### Data section

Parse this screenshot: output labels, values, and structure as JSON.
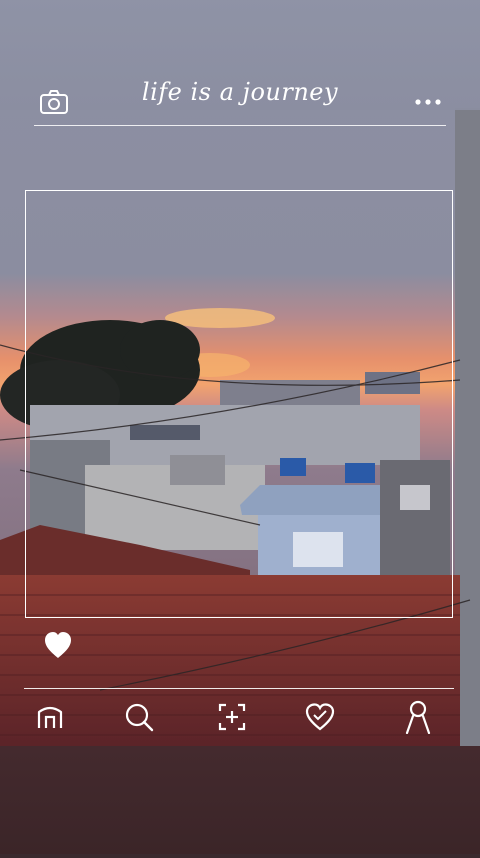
{
  "header": {
    "title": "life is a journey",
    "left_icon": "camera-icon",
    "right_icon": "more-dots-icon"
  },
  "photo": {
    "subject": "",
    "like_icon": "heart-filled-icon"
  },
  "nav": {
    "items": [
      {
        "icon": "home-icon"
      },
      {
        "icon": "search-icon"
      },
      {
        "icon": "add-post-icon"
      },
      {
        "icon": "heart-outline-icon"
      },
      {
        "icon": "profile-icon"
      }
    ]
  },
  "colors": {
    "accent": "#ffffff",
    "sky_top": "#8d8fa1",
    "sunset": "#e98a5a"
  }
}
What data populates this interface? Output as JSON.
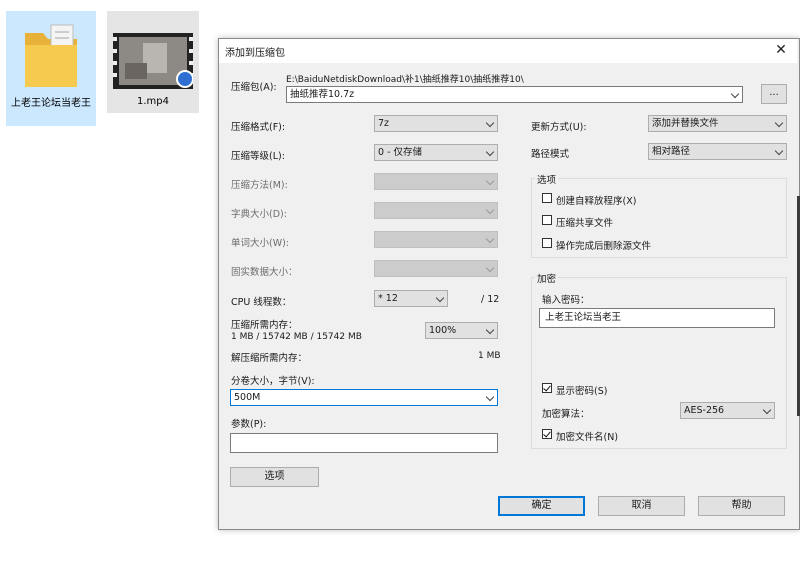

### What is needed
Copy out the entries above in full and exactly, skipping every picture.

### Your solution
Parse this screenshot: output labels, values, and structure as JSON.
{
  "header": {
    "title": "life is a journey",
    "left_icon": "camera-icon",
    "right_icon": "more-dots-icon"
  },
  "photo": {
    "subject": "",
    "like_icon": "heart-filled-icon"
  },
  "nav": {
    "items": [
      {
        "icon": "home-icon"
      },
      {
        "icon": "search-icon"
      },
      {
        "icon": "add-post-icon"
      },
      {
        "icon": "heart-outline-icon"
      },
      {
        "icon": "profile-icon"
      }
    ]
  },
  "colors": {
    "accent": "#ffffff",
    "sky_top": "#8d8fa1",
    "sunset": "#e98a5a"
  }
}
What data populates this interface? Output as JSON.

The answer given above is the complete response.